> **Your instructions**:
Without the pictures, return each record as it appears.

> **Raw data**:

===

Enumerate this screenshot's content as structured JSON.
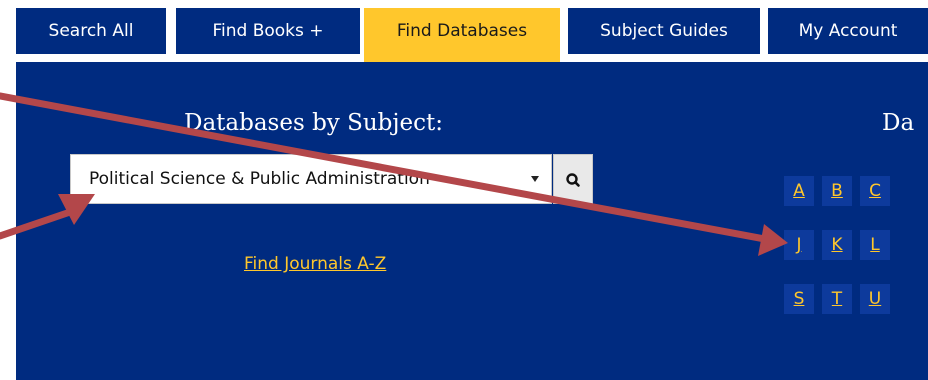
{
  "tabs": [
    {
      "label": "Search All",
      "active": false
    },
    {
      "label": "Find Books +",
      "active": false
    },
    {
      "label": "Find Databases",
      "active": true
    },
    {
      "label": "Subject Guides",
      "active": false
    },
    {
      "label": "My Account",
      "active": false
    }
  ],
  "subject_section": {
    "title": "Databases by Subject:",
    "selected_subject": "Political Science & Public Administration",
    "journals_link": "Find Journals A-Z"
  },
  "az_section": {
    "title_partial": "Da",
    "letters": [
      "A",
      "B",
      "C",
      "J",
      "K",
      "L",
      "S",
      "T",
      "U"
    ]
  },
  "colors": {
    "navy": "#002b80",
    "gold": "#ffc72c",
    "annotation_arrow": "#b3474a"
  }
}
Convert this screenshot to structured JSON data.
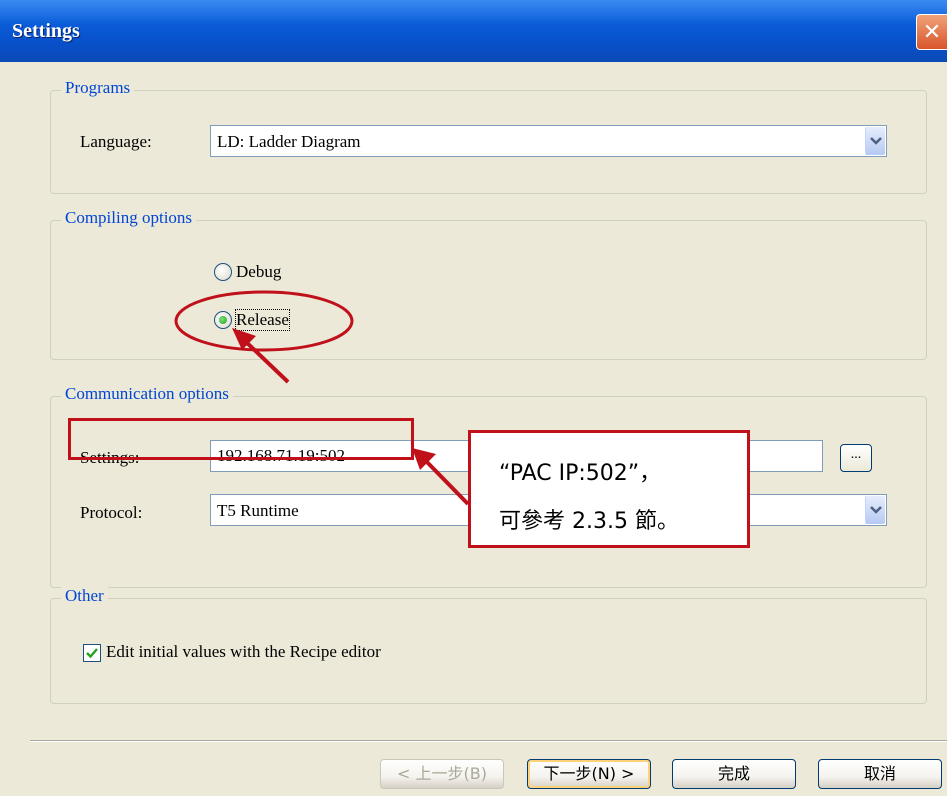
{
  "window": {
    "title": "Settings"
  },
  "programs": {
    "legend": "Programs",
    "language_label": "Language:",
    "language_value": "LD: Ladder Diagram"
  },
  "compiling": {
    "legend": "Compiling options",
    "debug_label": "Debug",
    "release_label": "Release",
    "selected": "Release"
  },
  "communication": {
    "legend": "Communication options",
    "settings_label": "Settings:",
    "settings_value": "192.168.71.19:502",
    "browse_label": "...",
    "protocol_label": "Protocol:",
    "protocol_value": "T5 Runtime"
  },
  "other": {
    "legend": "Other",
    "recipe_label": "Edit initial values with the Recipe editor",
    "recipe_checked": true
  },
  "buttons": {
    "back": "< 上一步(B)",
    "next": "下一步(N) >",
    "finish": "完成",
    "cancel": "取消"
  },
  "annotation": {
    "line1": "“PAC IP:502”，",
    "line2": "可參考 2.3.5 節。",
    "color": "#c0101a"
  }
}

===

> **Written solution**:
Enumerate this screenshot's content as structured JSON.
{
  "tabs": [
    {
      "label": "Search All",
      "active": false
    },
    {
      "label": "Find Books +",
      "active": false
    },
    {
      "label": "Find Databases",
      "active": true
    },
    {
      "label": "Subject Guides",
      "active": false
    },
    {
      "label": "My Account",
      "active": false
    }
  ],
  "subject_section": {
    "title": "Databases by Subject:",
    "selected_subject": "Political Science & Public Administration",
    "journals_link": "Find Journals A-Z"
  },
  "az_section": {
    "title_partial": "Da",
    "letters": [
      "A",
      "B",
      "C",
      "J",
      "K",
      "L",
      "S",
      "T",
      "U"
    ]
  },
  "colors": {
    "navy": "#002b80",
    "gold": "#ffc72c",
    "annotation_arrow": "#b3474a"
  }
}
Convert this screenshot to structured JSON data.
{
  "window": {
    "title": "Settings"
  },
  "programs": {
    "legend": "Programs",
    "language_label": "Language:",
    "language_value": "LD: Ladder Diagram"
  },
  "compiling": {
    "legend": "Compiling options",
    "debug_label": "Debug",
    "release_label": "Release",
    "selected": "Release"
  },
  "communication": {
    "legend": "Communication options",
    "settings_label": "Settings:",
    "settings_value": "192.168.71.19:502",
    "browse_label": "...",
    "protocol_label": "Protocol:",
    "protocol_value": "T5 Runtime"
  },
  "other": {
    "legend": "Other",
    "recipe_label": "Edit initial values with the Recipe editor",
    "recipe_checked": true
  },
  "buttons": {
    "back": "< 上一步(B)",
    "next": "下一步(N) >",
    "finish": "完成",
    "cancel": "取消"
  },
  "annotation": {
    "line1": "“PAC IP:502”，",
    "line2": "可參考 2.3.5 節。",
    "color": "#c0101a"
  }
}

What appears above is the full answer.